### Input material
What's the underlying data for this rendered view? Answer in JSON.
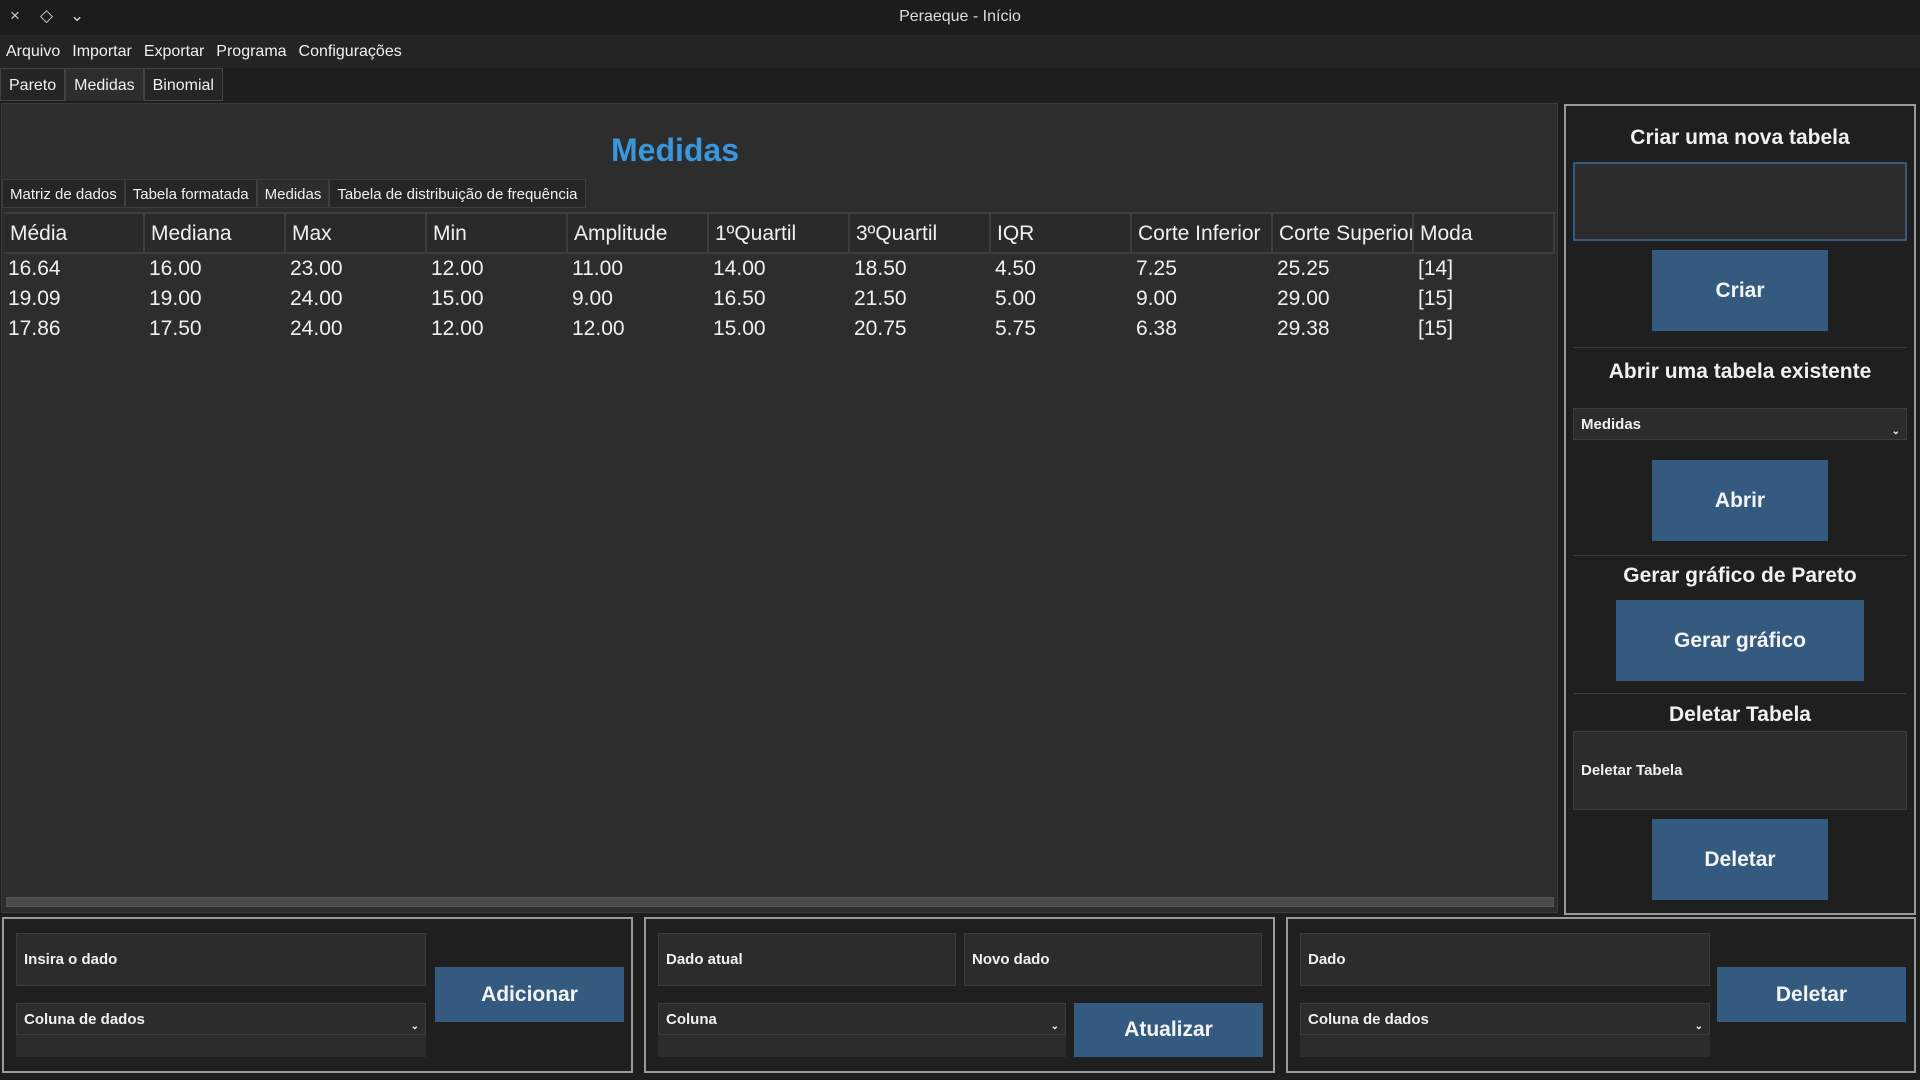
{
  "window": {
    "title": "Peraeque - Início",
    "controls": [
      "×",
      "◇",
      "⌄"
    ]
  },
  "menu": [
    "Arquivo",
    "Importar",
    "Exportar",
    "Programa",
    "Configurações"
  ],
  "tabs": [
    "Pareto",
    "Medidas",
    "Binomial"
  ],
  "main": {
    "title": "Medidas",
    "inner_tabs": [
      "Matriz de dados",
      "Tabela formatada",
      "Medidas",
      "Tabela de distribuição de frequência"
    ],
    "table": {
      "headers": [
        "Média",
        "Mediana",
        "Max",
        "Min",
        "Amplitude",
        "1ºQuartil",
        "3ºQuartil",
        "IQR",
        "Corte Inferior",
        "Corte Superior",
        "Moda"
      ],
      "rows": [
        [
          "16.64",
          "16.00",
          "23.00",
          "12.00",
          "11.00",
          "14.00",
          "18.50",
          "4.50",
          "7.25",
          "25.25",
          "[14]"
        ],
        [
          "19.09",
          "19.00",
          "24.00",
          "15.00",
          "9.00",
          "16.50",
          "21.50",
          "5.00",
          "9.00",
          "29.00",
          "[15]"
        ],
        [
          "17.86",
          "17.50",
          "24.00",
          "12.00",
          "12.00",
          "15.00",
          "20.75",
          "5.75",
          "6.38",
          "29.38",
          "[15]"
        ]
      ]
    }
  },
  "right": {
    "create_title": "Criar uma nova tabela",
    "create_placeholder": "",
    "create_button": "Criar",
    "open_title": "Abrir uma tabela existente",
    "open_selected": "Medidas",
    "open_button": "Abrir",
    "pareto_title": "Gerar gráfico de Pareto",
    "pareto_button": "Gerar gráfico",
    "delete_title": "Deletar Tabela",
    "delete_placeholder": "Deletar Tabela",
    "delete_button": "Deletar"
  },
  "bottom": {
    "add": {
      "input_placeholder": "Insira o dado",
      "column": "Coluna de dados",
      "button": "Adicionar"
    },
    "update": {
      "current_placeholder": "Dado atual",
      "new_placeholder": "Novo dado",
      "column": "Coluna",
      "button": "Atualizar"
    },
    "delete": {
      "input_placeholder": "Dado",
      "column": "Coluna de dados",
      "button": "Deletar"
    }
  }
}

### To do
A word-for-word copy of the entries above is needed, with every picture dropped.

### Response for this exercise
What's the underlying data for this rendered view? Answer in JSON.
{
  "window": {
    "title": "Peraeque - Início",
    "controls": [
      "×",
      "◇",
      "⌄"
    ]
  },
  "menu": [
    "Arquivo",
    "Importar",
    "Exportar",
    "Programa",
    "Configurações"
  ],
  "tabs": [
    "Pareto",
    "Medidas",
    "Binomial"
  ],
  "main": {
    "title": "Medidas",
    "inner_tabs": [
      "Matriz de dados",
      "Tabela formatada",
      "Medidas",
      "Tabela de distribuição de frequência"
    ],
    "table": {
      "headers": [
        "Média",
        "Mediana",
        "Max",
        "Min",
        "Amplitude",
        "1ºQuartil",
        "3ºQuartil",
        "IQR",
        "Corte Inferior",
        "Corte Superior",
        "Moda"
      ],
      "rows": [
        [
          "16.64",
          "16.00",
          "23.00",
          "12.00",
          "11.00",
          "14.00",
          "18.50",
          "4.50",
          "7.25",
          "25.25",
          "[14]"
        ],
        [
          "19.09",
          "19.00",
          "24.00",
          "15.00",
          "9.00",
          "16.50",
          "21.50",
          "5.00",
          "9.00",
          "29.00",
          "[15]"
        ],
        [
          "17.86",
          "17.50",
          "24.00",
          "12.00",
          "12.00",
          "15.00",
          "20.75",
          "5.75",
          "6.38",
          "29.38",
          "[15]"
        ]
      ]
    }
  },
  "right": {
    "create_title": "Criar uma nova tabela",
    "create_placeholder": "",
    "create_button": "Criar",
    "open_title": "Abrir uma tabela existente",
    "open_selected": "Medidas",
    "open_button": "Abrir",
    "pareto_title": "Gerar gráfico de Pareto",
    "pareto_button": "Gerar gráfico",
    "delete_title": "Deletar Tabela",
    "delete_placeholder": "Deletar Tabela",
    "delete_button": "Deletar"
  },
  "bottom": {
    "add": {
      "input_placeholder": "Insira o dado",
      "column": "Coluna de dados",
      "button": "Adicionar"
    },
    "update": {
      "current_placeholder": "Dado atual",
      "new_placeholder": "Novo dado",
      "column": "Coluna",
      "button": "Atualizar"
    },
    "delete": {
      "input_placeholder": "Dado",
      "column": "Coluna de dados",
      "button": "Deletar"
    }
  }
}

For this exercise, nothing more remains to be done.